Government-debt security with a coupon and original maturity of one to 10 years.
The stock, commodity, futures contract, or cash index against which a futures or options contract is valued.
The futures contract that may be purchased (in the case of a call) or sold (in the case of a put upon the exercise of the option.
The ability to choose the legs of a spread if the spread is not identified by CME already.
Payment made on a daily or intraday basis by a clearing member to the clearinghouse to cover losses created by adverse price movement in positions carried by the clearing member, calculated separately for customer and proprietary positions.
The measure of the change in an option's premium for a 1% change in the volatility of the underlying futures contract. Equal to the change in premium divided by 1% change in volatility.
Buying and selling puts or calls of the same expiration month but having different strike prices.
A private data network that makes use of the public telecommunication infrastructure, maintaining privacy through the use of a tunneling protocol and security procedures.
A method of measuring a given liquid's resistance to flow, usually decreasing with increasing temperatures. Material with higher viscosity is more resistant to flow.
A measurement of the change in price over a given time period.
An alternative means of quoting options, or combinations involving options, by bidding or offering the implied volatility. Any transactions quoted in volatility terms will be translated into price terms for clearing purposes by means of a standard options pricing model maintained and disseminated by the exchange.
The number of contracts in futures or options on futures transacted during a specified period of time.
A document indicating a specific contract and location information of a commodity in storage; commonly used as the instrument of transfer of ownership in both cash and futures transactions.
A document of title issued by a warehouse or depository for a specific lot of stored metal that meets the specifications of the corresponding exchange metals futures contract. Metal that is "on warrant" is eligible for delivery against a short position on the exchange.
A grade of crude oil deliverable against the New York Mercantile Exchange light, sweet crude oil contract. Nominally, the benchmark crude of the U.S. oil industry.
A physical barrel of crude oil or refined product as opposed to a "paper barrel."
Natural gas containing condensable hydrocarbons.
A mathematical option pricing model used for American-style options. Under the Black-Scholes framework, this method provides an incremental premium estimate of the value of the early exercise possibility. The method uses the price of the underlying asset, the time until the option expires, interest rate, dividend amount and ex-dividend date assumptions, and an estimate of the volatility of the underlying asset until the option expires. Generally, the model presupposes that the underlying asset prices display a log normal distribution. The log-normal assumption precludes the possibility that the underlying asset will ever be priced below zero.
A note on an order telling the floor broker to use his or her own good judgment in filling the order.
The issuer or seller of an option contract.
Market slang for a billion.
1) A measure of the annual return on an investment expressed as a percentage. 2) The proportion of heavy or light products which can be derived from a given barrel of crude oil.

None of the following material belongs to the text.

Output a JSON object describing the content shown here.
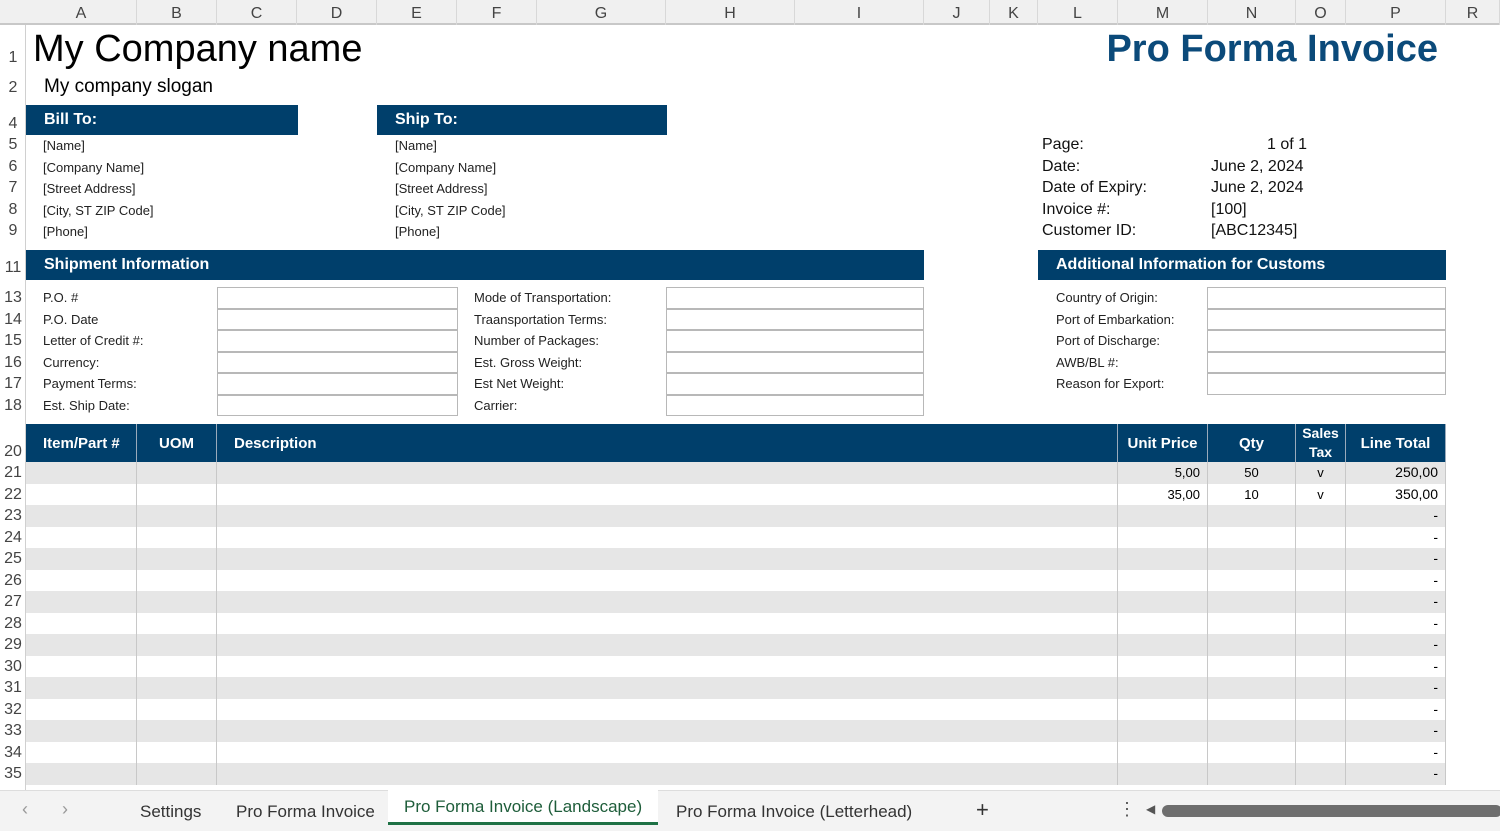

One day's change in the futures' interest rate - equal and opposite to change in the settlement price.
A chart that graphically depicts the yields of different maturity bonds of the same credit quality and type. Yield is depicted on the vertical axis and maturity on the horizontal axis. A normal yield curve is upward sloping, with short-term rates lower than long-term rates. An inverted yield curve is downward sloping, with short-term rates higher than long-term rates. A flat yield curve occurs when short-term rates are the same as long-term rates.

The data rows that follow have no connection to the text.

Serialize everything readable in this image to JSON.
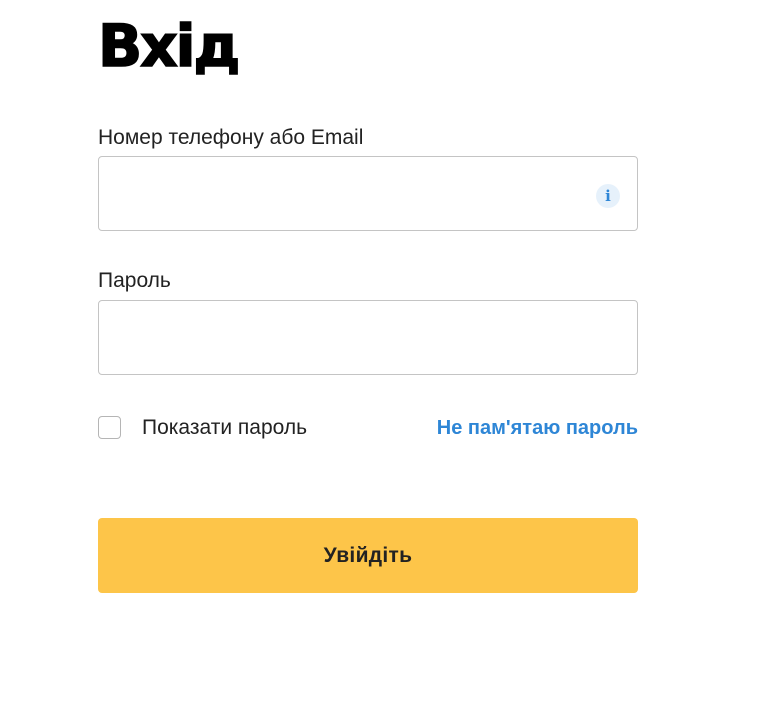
{
  "page": {
    "title": "Вхід"
  },
  "login_field": {
    "label": "Номер телефону або Email",
    "value": "",
    "info_icon": "info-icon"
  },
  "password_field": {
    "label": "Пароль",
    "value": ""
  },
  "show_password": {
    "label": "Показати пароль",
    "checked": false
  },
  "forgot_password": {
    "label": "Не пам'ятаю пароль"
  },
  "submit": {
    "label": "Увійдіть"
  },
  "colors": {
    "accent_button": "#fdc549",
    "link": "#2e86d6",
    "info_icon": "#2e86d6",
    "border": "#c4c4c4"
  }
}
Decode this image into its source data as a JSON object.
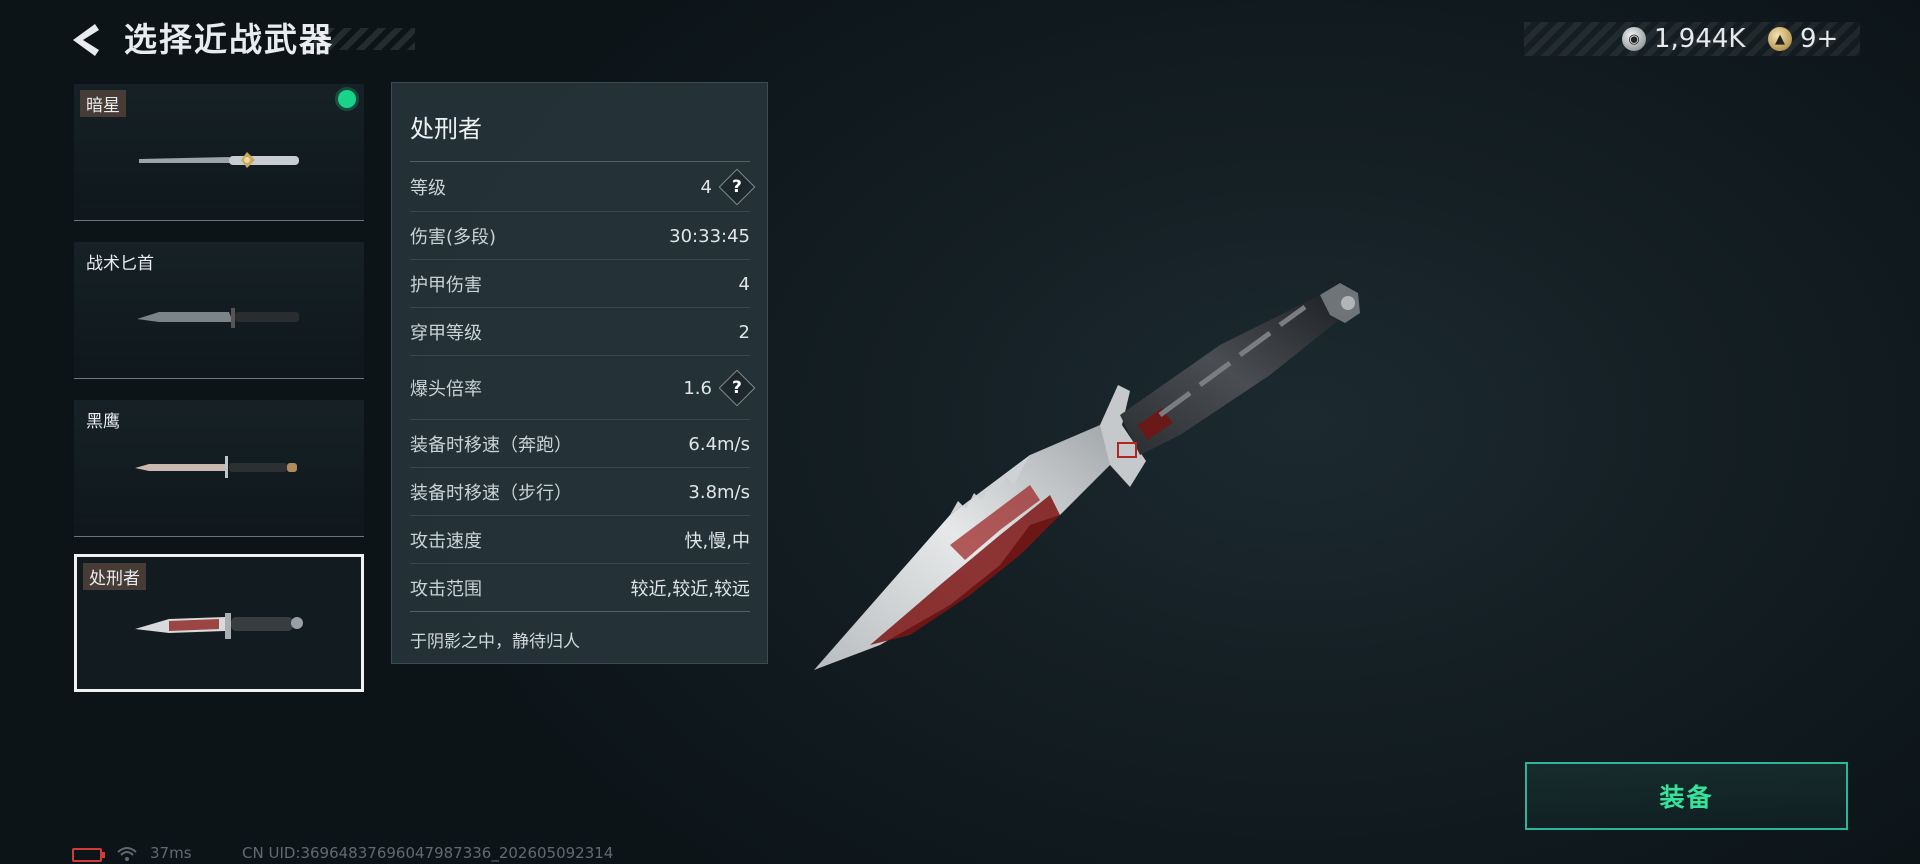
{
  "header": {
    "title": "选择近战武器",
    "currencies": [
      {
        "icon": "silver-coin-icon",
        "value": "1,944K"
      },
      {
        "icon": "gold-medal-icon",
        "value": "9+"
      }
    ]
  },
  "weapons": [
    {
      "name": "暗星",
      "equipped": true,
      "selected": false
    },
    {
      "name": "战术匕首",
      "equipped": false,
      "selected": false
    },
    {
      "name": "黑鹰",
      "equipped": false,
      "selected": false
    },
    {
      "name": "处刑者",
      "equipped": false,
      "selected": true
    }
  ],
  "details": {
    "name": "处刑者",
    "stats": [
      {
        "label": "等级",
        "value": "4",
        "help": true
      },
      {
        "label": "伤害(多段)",
        "value": "30:33:45",
        "help": false
      },
      {
        "label": "护甲伤害",
        "value": "4",
        "help": false
      },
      {
        "label": "穿甲等级",
        "value": "2",
        "help": false
      },
      {
        "label": "爆头倍率",
        "value": "1.6",
        "help": true
      },
      {
        "label": "装备时移速（奔跑）",
        "value": "6.4m/s",
        "help": false
      },
      {
        "label": "装备时移速（步行）",
        "value": "3.8m/s",
        "help": false
      },
      {
        "label": "攻击速度",
        "value": "快,慢,中",
        "help": false
      },
      {
        "label": "攻击范围",
        "value": "较近,较近,较远",
        "help": false
      }
    ],
    "help_symbol": "?",
    "flavor": "于阴影之中，静待归人"
  },
  "actions": {
    "equip_label": "装备"
  },
  "footer": {
    "ping": "37ms",
    "uid": "CN UID:3696483769604798733​6_202605092314"
  },
  "colors": {
    "accent_green": "#36e39c",
    "equip_border": "#2bb59b",
    "battery_low": "#d23a3a"
  }
}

The rate of return an investor receives if a fixed-income security is held to maturity.
Type of game when one player gains only at the expense of another player.